**Problem statement:**
Pull out every line with the word "timestamp" from the entries below.

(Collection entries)

+---+

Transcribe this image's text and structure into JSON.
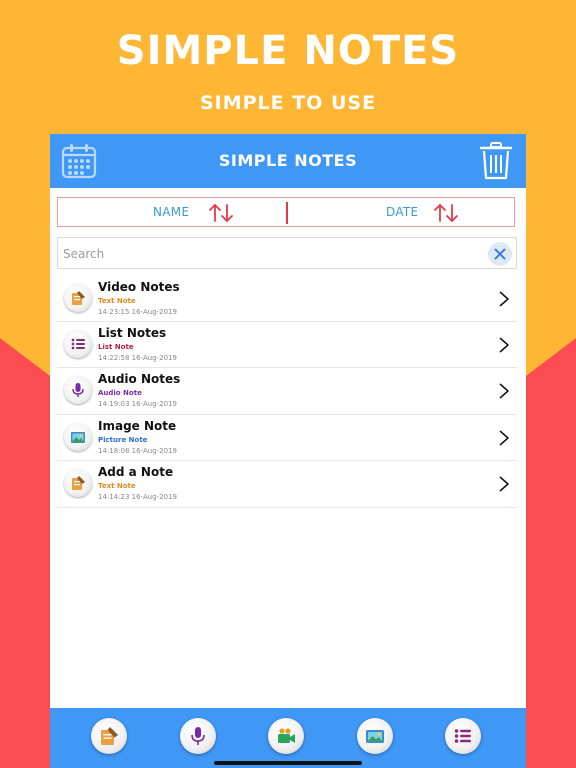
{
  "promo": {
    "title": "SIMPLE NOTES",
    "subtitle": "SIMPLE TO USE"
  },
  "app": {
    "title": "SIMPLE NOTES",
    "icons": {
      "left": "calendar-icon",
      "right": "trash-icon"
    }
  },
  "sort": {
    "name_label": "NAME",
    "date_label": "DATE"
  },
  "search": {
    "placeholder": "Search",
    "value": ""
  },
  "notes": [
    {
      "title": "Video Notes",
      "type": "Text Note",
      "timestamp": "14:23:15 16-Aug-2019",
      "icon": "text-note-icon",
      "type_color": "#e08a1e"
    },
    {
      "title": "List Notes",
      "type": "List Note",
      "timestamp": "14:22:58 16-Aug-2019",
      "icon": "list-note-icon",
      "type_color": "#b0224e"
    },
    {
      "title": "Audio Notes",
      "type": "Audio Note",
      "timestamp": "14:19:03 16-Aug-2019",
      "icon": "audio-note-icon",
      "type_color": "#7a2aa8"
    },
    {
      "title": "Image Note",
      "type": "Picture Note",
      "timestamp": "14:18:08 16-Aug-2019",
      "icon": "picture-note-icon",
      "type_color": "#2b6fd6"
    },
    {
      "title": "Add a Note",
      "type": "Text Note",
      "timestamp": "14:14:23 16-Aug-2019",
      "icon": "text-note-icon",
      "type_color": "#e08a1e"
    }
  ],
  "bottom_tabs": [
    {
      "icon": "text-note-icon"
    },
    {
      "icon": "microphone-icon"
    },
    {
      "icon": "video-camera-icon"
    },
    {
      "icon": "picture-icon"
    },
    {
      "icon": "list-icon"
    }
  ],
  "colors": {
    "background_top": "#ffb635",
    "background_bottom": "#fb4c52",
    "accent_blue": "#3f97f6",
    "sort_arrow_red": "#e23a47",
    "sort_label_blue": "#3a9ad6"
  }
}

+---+

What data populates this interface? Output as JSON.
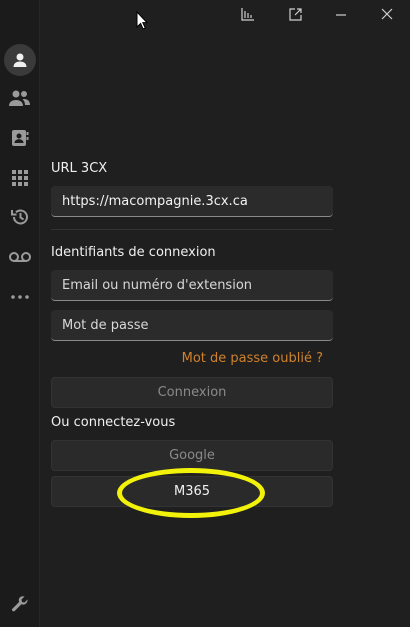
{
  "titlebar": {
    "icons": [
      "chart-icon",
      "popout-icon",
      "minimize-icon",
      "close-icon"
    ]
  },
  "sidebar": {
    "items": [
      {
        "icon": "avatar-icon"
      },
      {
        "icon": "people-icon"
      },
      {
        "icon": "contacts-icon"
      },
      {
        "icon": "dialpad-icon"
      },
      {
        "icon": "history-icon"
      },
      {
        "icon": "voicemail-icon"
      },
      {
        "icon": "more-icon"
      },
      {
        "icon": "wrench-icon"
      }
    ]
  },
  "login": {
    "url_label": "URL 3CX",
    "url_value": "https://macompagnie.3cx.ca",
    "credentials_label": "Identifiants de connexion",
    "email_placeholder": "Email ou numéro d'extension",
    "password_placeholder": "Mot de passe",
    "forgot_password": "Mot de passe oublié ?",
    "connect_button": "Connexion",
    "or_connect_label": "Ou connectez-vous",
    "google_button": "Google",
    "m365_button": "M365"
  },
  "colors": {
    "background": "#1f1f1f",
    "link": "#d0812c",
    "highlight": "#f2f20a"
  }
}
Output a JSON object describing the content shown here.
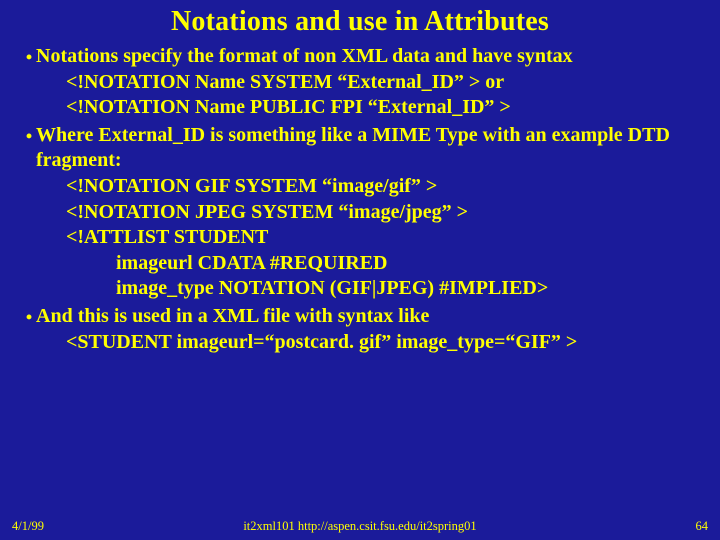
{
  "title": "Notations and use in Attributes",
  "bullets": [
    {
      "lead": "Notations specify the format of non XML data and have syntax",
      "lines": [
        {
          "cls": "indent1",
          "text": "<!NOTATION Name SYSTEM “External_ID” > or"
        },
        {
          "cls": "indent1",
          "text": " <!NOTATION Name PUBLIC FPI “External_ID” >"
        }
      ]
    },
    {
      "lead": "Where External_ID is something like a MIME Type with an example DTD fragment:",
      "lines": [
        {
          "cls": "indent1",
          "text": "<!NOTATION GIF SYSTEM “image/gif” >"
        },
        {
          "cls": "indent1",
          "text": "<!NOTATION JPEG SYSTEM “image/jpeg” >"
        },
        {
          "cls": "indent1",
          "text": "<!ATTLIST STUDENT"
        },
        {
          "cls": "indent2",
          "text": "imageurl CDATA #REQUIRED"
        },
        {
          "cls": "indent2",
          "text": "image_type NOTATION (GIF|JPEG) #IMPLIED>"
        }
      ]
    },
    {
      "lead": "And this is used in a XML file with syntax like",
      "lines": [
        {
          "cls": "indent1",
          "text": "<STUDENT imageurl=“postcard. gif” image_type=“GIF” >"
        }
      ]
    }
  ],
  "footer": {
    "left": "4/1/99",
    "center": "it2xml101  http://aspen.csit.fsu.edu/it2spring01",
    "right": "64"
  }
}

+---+

**Completed task:**
      "timestamp": "14:23:15 16-Aug-2019",
      "timestamp": "14:22:58 16-Aug-2019",
      "timestamp": "14:19:03 16-Aug-2019",
      "timestamp": "14:18:08 16-Aug-2019",
      "timestamp": "14:14:23 16-Aug-2019",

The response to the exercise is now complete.